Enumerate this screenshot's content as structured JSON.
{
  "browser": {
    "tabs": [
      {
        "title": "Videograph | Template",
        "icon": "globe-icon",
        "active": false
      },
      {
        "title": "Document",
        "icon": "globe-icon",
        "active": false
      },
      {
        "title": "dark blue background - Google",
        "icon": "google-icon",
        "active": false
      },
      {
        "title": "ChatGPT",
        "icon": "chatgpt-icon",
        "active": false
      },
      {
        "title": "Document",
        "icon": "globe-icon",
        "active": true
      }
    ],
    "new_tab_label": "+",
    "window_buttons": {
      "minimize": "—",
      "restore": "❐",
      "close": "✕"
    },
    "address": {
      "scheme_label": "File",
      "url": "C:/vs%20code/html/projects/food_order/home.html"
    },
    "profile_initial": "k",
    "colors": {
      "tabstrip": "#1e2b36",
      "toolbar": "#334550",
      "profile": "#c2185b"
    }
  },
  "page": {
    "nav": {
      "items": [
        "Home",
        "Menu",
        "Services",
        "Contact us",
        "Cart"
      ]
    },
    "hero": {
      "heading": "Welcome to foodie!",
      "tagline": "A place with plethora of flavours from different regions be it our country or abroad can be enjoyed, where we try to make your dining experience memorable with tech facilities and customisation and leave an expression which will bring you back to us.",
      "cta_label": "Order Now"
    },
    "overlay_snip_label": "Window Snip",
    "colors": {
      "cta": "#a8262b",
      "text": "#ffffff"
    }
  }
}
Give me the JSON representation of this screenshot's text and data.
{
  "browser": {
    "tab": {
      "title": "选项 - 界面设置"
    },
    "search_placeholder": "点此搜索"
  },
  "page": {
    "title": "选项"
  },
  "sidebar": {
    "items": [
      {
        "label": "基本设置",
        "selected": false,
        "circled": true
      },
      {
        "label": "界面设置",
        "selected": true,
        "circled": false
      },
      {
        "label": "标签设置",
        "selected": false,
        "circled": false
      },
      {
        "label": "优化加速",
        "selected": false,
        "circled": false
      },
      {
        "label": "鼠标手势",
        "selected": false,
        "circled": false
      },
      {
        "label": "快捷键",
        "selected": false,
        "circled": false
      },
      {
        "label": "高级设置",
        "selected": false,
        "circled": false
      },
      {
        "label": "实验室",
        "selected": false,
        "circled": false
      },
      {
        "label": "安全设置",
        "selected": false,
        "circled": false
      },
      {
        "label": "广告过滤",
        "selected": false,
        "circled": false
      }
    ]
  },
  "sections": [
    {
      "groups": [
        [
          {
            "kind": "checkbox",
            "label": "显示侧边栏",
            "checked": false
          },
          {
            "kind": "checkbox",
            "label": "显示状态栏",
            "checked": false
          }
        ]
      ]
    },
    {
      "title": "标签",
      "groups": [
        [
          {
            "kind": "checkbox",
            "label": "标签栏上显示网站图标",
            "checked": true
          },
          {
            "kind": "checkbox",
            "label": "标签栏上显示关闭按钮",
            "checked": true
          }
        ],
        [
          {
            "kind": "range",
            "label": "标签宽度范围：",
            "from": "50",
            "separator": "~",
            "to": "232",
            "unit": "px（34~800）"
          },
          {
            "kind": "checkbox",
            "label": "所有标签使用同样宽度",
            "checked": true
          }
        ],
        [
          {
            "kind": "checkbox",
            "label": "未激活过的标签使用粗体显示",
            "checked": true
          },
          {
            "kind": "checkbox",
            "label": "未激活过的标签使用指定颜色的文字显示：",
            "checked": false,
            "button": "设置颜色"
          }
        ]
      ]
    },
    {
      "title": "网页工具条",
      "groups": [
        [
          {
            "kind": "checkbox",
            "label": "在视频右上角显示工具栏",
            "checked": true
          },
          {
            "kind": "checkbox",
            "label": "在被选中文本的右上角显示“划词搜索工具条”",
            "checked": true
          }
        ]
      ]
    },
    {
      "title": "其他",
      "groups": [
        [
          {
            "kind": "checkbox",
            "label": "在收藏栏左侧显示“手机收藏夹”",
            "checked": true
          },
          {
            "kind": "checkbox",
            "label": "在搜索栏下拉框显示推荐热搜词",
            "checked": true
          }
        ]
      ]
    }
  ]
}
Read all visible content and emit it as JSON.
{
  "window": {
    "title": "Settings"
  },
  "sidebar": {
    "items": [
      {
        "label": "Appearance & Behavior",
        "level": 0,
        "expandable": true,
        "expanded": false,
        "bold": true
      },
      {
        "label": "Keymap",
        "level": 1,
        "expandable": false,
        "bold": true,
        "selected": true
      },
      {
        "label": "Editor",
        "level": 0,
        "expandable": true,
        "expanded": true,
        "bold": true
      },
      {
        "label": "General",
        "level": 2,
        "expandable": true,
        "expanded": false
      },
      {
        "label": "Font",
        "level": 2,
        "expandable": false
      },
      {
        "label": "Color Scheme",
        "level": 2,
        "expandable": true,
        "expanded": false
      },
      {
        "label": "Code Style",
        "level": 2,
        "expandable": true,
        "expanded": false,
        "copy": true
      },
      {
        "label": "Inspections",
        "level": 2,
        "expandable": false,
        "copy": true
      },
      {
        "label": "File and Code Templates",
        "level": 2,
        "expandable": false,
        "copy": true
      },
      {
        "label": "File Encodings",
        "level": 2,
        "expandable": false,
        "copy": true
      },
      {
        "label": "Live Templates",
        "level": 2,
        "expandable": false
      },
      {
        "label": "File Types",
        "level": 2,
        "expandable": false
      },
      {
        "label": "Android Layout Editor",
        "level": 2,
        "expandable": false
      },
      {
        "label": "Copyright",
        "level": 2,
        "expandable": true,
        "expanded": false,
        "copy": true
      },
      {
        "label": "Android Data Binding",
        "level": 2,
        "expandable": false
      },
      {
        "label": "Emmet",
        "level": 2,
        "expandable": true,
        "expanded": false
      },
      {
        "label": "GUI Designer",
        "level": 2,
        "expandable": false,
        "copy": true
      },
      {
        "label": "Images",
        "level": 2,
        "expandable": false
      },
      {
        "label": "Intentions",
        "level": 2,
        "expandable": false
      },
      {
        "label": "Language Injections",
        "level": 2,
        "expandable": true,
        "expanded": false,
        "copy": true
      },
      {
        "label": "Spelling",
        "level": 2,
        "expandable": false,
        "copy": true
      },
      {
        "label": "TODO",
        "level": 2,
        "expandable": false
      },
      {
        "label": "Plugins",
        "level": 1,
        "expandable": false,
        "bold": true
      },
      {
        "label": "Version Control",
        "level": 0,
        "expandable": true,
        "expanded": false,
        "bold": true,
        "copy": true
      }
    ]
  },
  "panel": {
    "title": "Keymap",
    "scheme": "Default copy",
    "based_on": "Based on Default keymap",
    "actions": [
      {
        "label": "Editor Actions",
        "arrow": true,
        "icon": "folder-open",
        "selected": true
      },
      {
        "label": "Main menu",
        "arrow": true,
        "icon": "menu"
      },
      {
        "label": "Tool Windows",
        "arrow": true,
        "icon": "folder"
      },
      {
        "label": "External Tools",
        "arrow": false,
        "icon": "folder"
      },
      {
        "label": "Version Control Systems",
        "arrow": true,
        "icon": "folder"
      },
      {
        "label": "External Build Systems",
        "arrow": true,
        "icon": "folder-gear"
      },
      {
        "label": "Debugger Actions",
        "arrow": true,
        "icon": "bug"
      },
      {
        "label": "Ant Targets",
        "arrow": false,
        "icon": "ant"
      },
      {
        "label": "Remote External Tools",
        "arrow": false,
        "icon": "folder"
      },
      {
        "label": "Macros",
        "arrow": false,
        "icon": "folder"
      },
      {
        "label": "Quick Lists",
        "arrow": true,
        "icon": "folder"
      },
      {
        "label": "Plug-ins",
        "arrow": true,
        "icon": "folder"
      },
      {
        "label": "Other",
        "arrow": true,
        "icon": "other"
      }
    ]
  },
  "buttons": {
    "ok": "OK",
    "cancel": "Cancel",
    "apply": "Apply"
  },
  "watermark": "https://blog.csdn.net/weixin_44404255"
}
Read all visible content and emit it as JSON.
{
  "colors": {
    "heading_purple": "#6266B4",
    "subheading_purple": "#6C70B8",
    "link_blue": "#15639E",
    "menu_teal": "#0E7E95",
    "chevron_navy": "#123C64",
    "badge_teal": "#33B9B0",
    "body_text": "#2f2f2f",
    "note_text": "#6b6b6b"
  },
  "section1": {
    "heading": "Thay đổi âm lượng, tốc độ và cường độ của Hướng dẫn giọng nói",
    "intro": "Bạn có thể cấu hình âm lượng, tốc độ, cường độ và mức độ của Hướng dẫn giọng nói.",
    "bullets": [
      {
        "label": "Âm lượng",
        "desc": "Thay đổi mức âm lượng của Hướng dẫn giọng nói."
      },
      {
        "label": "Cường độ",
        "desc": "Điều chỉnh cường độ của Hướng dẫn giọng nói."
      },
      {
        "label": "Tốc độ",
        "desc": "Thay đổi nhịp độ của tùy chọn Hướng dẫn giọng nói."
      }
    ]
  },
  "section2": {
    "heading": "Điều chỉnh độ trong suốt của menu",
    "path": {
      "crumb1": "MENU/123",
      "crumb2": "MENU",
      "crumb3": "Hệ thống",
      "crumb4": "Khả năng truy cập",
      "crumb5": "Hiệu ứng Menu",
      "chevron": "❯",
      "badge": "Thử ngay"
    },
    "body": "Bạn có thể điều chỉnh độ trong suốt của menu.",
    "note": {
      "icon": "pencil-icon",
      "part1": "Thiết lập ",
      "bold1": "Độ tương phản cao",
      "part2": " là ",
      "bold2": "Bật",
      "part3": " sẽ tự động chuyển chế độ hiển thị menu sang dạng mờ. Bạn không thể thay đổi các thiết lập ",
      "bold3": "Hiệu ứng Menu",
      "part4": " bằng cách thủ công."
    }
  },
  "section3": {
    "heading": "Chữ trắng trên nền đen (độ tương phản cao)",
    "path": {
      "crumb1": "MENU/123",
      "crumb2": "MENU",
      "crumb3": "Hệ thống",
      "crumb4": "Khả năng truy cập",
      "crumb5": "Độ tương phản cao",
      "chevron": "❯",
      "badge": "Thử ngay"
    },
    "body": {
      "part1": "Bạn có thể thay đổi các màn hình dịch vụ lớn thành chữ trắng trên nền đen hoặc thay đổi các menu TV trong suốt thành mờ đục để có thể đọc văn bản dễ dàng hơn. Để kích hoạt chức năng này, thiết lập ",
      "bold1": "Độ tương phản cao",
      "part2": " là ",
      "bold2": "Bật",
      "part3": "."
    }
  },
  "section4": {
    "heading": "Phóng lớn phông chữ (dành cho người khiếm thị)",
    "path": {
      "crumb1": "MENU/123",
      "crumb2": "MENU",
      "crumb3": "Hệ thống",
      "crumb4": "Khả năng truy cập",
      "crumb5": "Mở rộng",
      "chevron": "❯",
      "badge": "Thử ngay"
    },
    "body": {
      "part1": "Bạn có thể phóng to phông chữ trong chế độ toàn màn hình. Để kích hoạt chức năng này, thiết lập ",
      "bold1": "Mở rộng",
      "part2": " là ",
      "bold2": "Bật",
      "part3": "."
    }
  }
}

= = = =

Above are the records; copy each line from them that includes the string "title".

> [Written solution]:
        "title": "Videograph | Template",
        "title": "Document",
        "title": "dark blue background - Google",
        "title": "ChatGPT",
        "title": "Document",
      "title": "选项 - 界面设置"
    "title": "选项"
      "title": "标签",
      "title": "网页工具条",
      "title": "其他",
    "title": "Settings"
    "title": "Keymap",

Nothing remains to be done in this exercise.